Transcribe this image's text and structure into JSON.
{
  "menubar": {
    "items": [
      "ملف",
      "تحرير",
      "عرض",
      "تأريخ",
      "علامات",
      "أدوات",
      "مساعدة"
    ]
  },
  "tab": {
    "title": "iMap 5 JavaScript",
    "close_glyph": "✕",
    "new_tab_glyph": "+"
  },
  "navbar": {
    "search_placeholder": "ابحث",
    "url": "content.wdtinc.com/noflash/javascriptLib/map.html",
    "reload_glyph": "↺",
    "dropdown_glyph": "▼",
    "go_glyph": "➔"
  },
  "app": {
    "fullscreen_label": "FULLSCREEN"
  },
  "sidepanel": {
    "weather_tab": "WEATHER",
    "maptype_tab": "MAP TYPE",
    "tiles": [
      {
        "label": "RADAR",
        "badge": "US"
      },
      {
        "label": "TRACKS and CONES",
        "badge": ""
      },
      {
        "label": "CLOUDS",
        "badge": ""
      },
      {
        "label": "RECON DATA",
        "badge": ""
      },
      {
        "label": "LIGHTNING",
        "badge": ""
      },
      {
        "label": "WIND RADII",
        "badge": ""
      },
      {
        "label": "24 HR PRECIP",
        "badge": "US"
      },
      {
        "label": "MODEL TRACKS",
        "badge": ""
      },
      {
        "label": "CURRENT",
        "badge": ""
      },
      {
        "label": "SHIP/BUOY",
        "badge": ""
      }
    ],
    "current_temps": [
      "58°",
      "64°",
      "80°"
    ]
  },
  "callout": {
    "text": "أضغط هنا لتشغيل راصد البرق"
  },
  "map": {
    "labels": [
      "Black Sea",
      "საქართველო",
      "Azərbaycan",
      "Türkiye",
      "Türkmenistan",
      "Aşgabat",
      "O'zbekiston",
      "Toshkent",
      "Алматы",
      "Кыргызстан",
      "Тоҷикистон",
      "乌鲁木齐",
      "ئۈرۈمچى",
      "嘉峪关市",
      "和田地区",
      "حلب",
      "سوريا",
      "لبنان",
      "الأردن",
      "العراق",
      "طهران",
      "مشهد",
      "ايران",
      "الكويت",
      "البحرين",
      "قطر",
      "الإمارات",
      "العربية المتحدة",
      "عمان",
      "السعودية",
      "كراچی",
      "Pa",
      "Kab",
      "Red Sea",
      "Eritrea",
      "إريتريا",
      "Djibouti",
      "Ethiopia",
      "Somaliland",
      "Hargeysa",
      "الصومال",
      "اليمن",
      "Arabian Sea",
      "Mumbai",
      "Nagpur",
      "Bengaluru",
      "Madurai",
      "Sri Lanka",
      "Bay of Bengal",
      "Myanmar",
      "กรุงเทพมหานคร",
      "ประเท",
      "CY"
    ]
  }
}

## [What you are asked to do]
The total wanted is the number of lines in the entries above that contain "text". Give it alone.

## [Solution to the problem]
2